Course Meeting Times

Lectures: 2 sessions / week, 1.5 hours / session

Recitations: 1 session / week, 1 hour / session

Course Overview

This course is a rigorous investigation of the evolutionary and epistemic foundations of solution concepts, such as rationalizability and Nash equilibrium. It covers classical topics, such as repeated games, bargaining, and supermodular games as well as new topics such as global games, heterogeneous priors, psychological games, and games without expected utility maximization. Applications are provided when available.

Textbooks and Readings

In addition to the textbooks listed below, there will be readings from various journals to supplement the texts.
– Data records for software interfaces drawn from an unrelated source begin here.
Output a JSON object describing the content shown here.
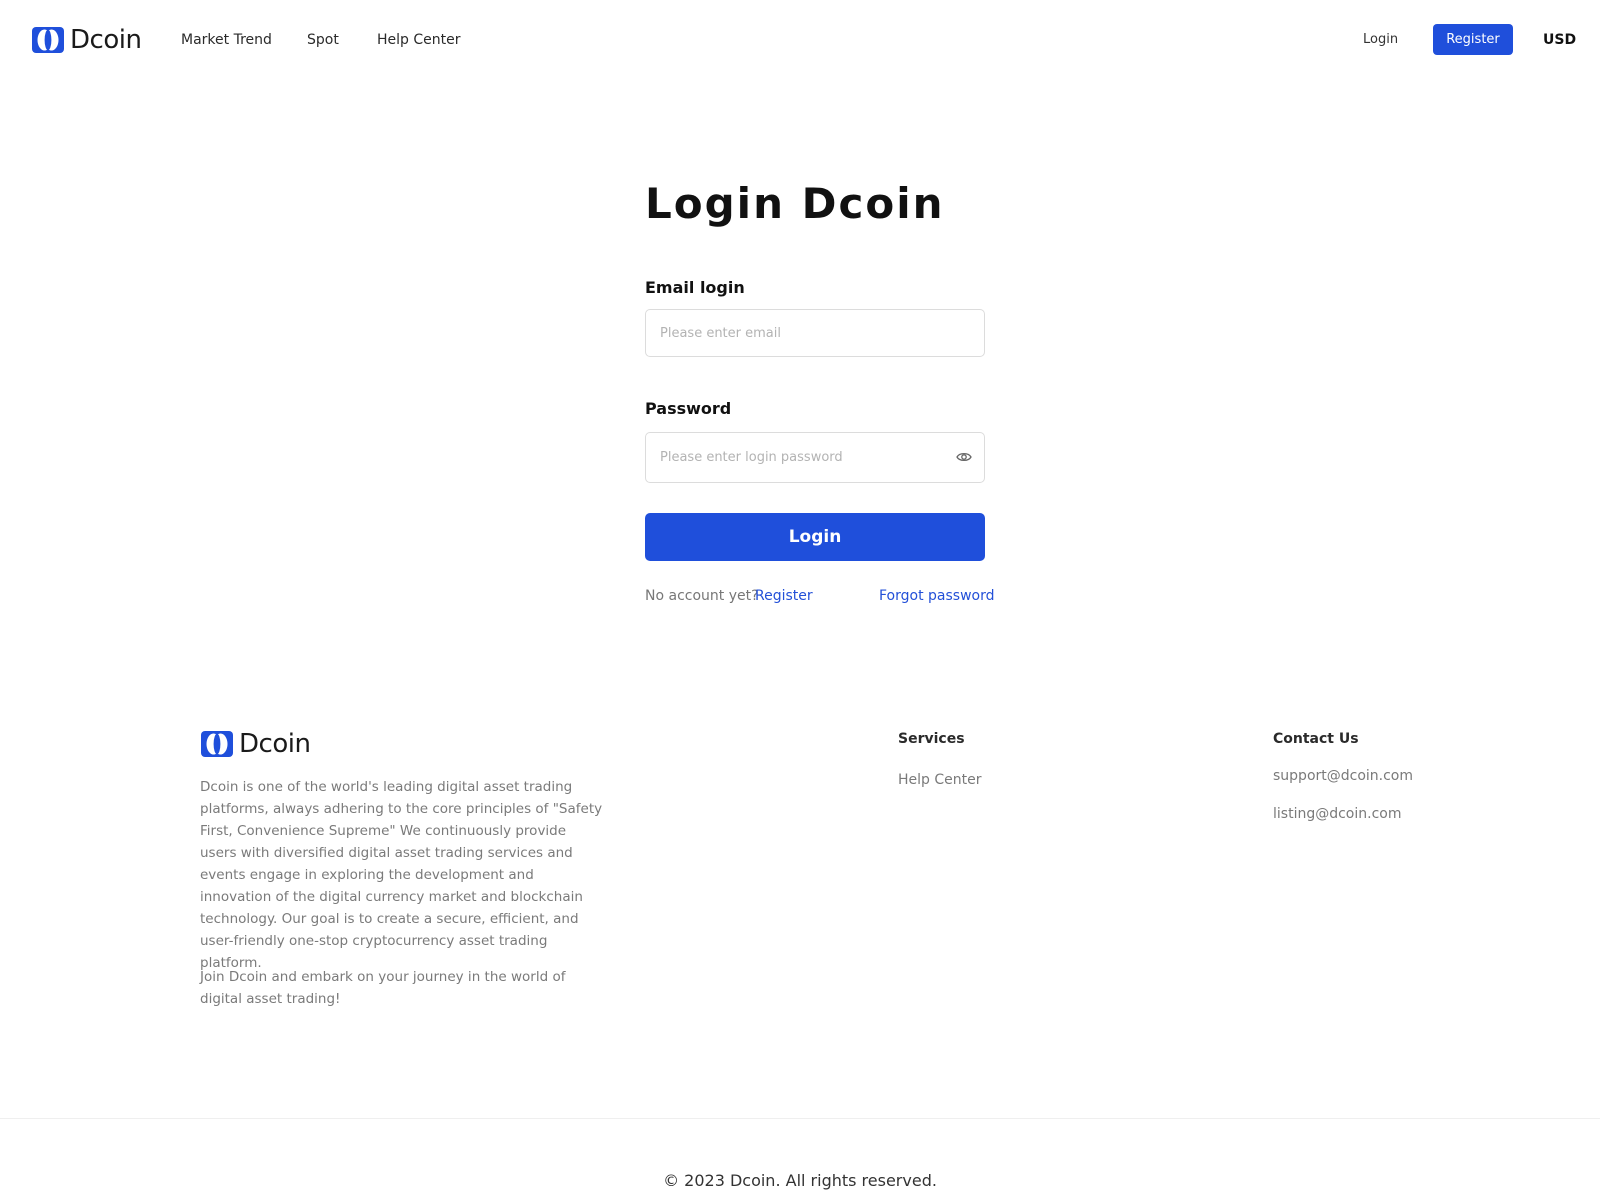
{
  "brand": {
    "name": "Dcoin",
    "colors": {
      "primary": "#1f4fdb",
      "link": "#2350d8"
    }
  },
  "header": {
    "nav": [
      {
        "label": "Market Trend"
      },
      {
        "label": "Spot"
      },
      {
        "label": "Help Center"
      }
    ],
    "login_label": "Login",
    "register_label": "Register",
    "currency": "USD"
  },
  "login": {
    "title": "Login Dcoin",
    "email_label": "Email login",
    "email_placeholder": "Please enter email",
    "email_value": "",
    "password_label": "Password",
    "password_placeholder": "Please enter login password",
    "password_value": "",
    "submit_label": "Login",
    "no_account_text": "No account yet?",
    "register_link": "Register",
    "forgot_link": "Forgot password"
  },
  "footer": {
    "description": "Dcoin is one of the world's leading digital asset trading platforms, always adhering to the core principles of \"Safety First, Convenience Supreme\" We continuously provide users with diversified digital asset trading services and events engage in exploring the development and innovation of the digital currency market and blockchain technology. Our goal is to create a secure, efficient, and user-friendly one-stop cryptocurrency asset trading platform.",
    "tagline": "Join Dcoin and embark on your journey in the world of digital asset trading!",
    "services_heading": "Services",
    "services_links": [
      "Help Center"
    ],
    "contact_heading": "Contact Us",
    "contact_emails": [
      "support@dcoin.com",
      "listing@dcoin.com"
    ],
    "copyright": "© 2023 Dcoin. All rights reserved."
  }
}
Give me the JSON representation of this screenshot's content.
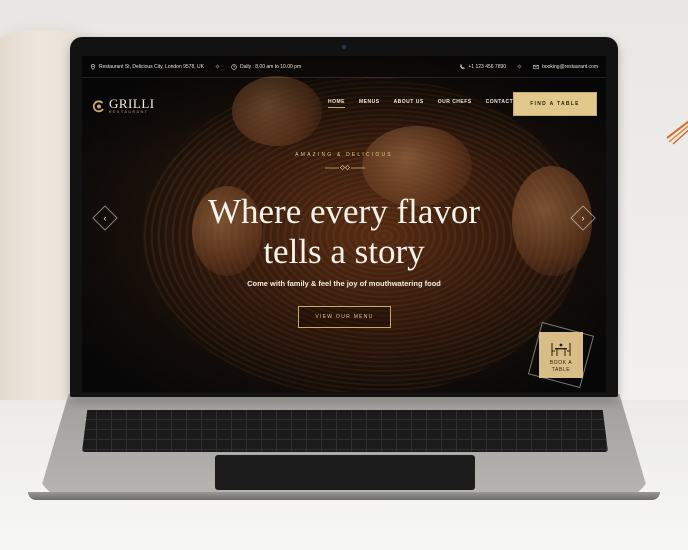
{
  "topbar": {
    "address": "Restaurant St, Delicious City, London 9578, UK",
    "hours": "Daily : 8.00 am to 10.00 pm",
    "phone": "+1 123 456 7890",
    "email": "booking@restaurant.com"
  },
  "brand": {
    "name": "GRILLI",
    "tagline": "RESTAURANT",
    "accent": "#c9a86b"
  },
  "nav": {
    "items": [
      {
        "label": "HOME",
        "active": true
      },
      {
        "label": "MENUS"
      },
      {
        "label": "ABOUT US"
      },
      {
        "label": "OUR CHEFS"
      },
      {
        "label": "CONTACT"
      }
    ],
    "cta": "FIND A TABLE"
  },
  "hero": {
    "eyebrow": "AMAZING & DELICIOUS",
    "headline_line1": "Where every flavor",
    "headline_line2": "tells a story",
    "subtitle": "Come with family & feel the joy of mouthwatering food",
    "button": "VIEW OUR MENU"
  },
  "book_badge": {
    "line1": "BOOK A",
    "line2": "TABLE"
  }
}
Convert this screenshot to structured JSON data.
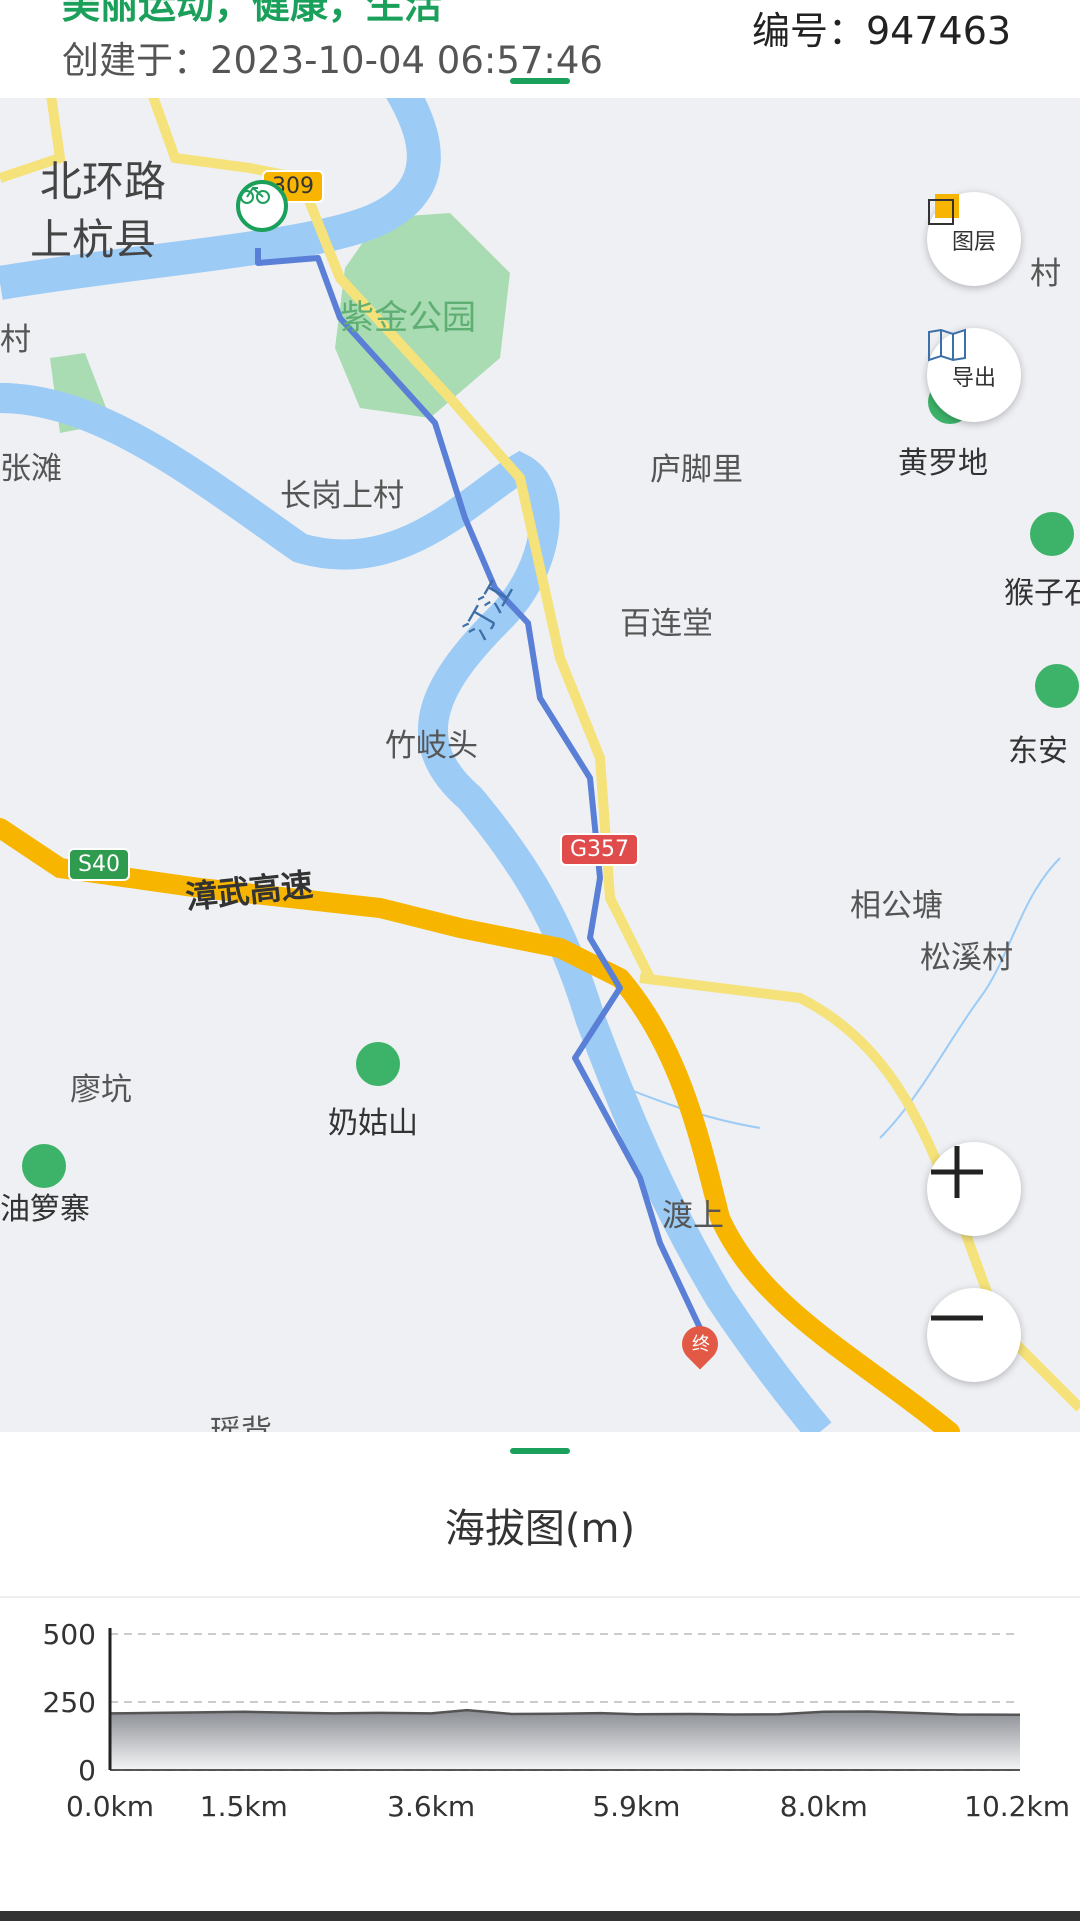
{
  "header": {
    "title": "美丽运动，健康，生活",
    "created": "创建于：2023-10-04 06:57:46",
    "serial": "编号：947463"
  },
  "map": {
    "labels": {
      "beihuanlu": "北环路",
      "shanghangxian": "上杭县",
      "zijin_park": "紫金公园",
      "zhangtan": "张滩",
      "changgang": "长岗上村",
      "lujiaoli": "庐脚里",
      "huangluodi": "黄罗地",
      "houzi": "猴子石",
      "tingjiang": "汀江",
      "bailiantang": "百连堂",
      "zhuqitou": "竹岐头",
      "dongan": "东安",
      "zhangwu": "漳武高速",
      "xianggongtang": "相公塘",
      "songxicun": "松溪村",
      "liaokeng": "廖坑",
      "naigushan": "奶姑山",
      "youluozhai": "油箩寨",
      "dushang": "渡上",
      "yaobei": "瑶背",
      "cun_left": "村",
      "cun_right": "村"
    },
    "shields": {
      "s40": "S40",
      "g357": "G357",
      "r09": "309"
    },
    "end_marker": "终",
    "buttons": {
      "layers": "图层",
      "export": "导出"
    },
    "colors": {
      "water": "#9ccbf6",
      "highway": "#f7b500",
      "road": "#f5e27a",
      "route": "#5a7fd6",
      "park": "#a9dcb2"
    }
  },
  "elevation": {
    "title": "海拔图(m)"
  },
  "chart_data": {
    "type": "area",
    "title": "海拔图(m)",
    "xlabel": "",
    "ylabel": "",
    "ylim": [
      0,
      500
    ],
    "yticks": [
      "0",
      "250",
      "500"
    ],
    "xticks": [
      "0.0km",
      "1.5km",
      "3.6km",
      "5.9km",
      "8.0km",
      "10.2km"
    ],
    "grid": true,
    "x": [
      0.0,
      0.5,
      1.0,
      1.5,
      2.0,
      2.5,
      3.0,
      3.6,
      4.0,
      4.5,
      5.0,
      5.5,
      5.9,
      6.5,
      7.0,
      7.5,
      8.0,
      8.5,
      9.0,
      9.5,
      10.2
    ],
    "values": [
      208,
      210,
      212,
      214,
      211,
      208,
      210,
      208,
      220,
      206,
      207,
      209,
      205,
      206,
      204,
      205,
      214,
      215,
      210,
      204,
      203
    ]
  }
}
Primary Texts

Buy at MIT Press Buy at Amazon Fudenberg, Drew, and Jean Tirole. Game Theory. Cambridge, MA: MIT Press, 1991. ISBN: 9780262061414.

Buy at MIT Press Buy at Amazon Osborne, Martin, and Ariel Rubinstein. A Course in Game Theory. Cambridge, MA: MIT Press, 1994. ISBN: 9780262650403.

Supplementary Texts

Buy at Amazon Mailath, George J., and Larry Samuelson. Repeated Games and Reputations. New York, NY: Oxford University Press, 2006. ISBN: 9780195300796.

Buy at MIT Press Buy at Amazon Weibull, Jorgen. Evolutionary Game Theory. Cambridge, MA: MIT Press, 1997. ISBN: 9780262731218.

Buy at MIT Press Buy at Amazon Fudenberg, Drew, and David Levine. The Theory of Learning in Games. Cambridge, MA: MIT Press, 1998. ISBN: 9780262061940.


Problem sets 40%
Take-home final exam 60%

There will be 5 problem sets due throughout the semester, as well as a take-home exam during the final exam week. Students have 24 hours to complete and return the exam.


1 Review of basic concepts  
2 Application: Bargaining with complete information  
3 Extensive-form games with imperfect information  
4 Signaling and forward induction Problem set 1 due
5 Application: Signaling in bargaining  
6 Repeated games and their applications  
7 Reputation formation  
8 Application: Screening and reputation in bargaining  
9 Rationalizability and correlated equilibrium Problem set 2 due
10 Supermodular games and their applications  
11 Global games and their applications Problem set 3 due
12 Review Problem set 4 due
13 Learning and evolutionary foundations Problem set 5 due
14 Review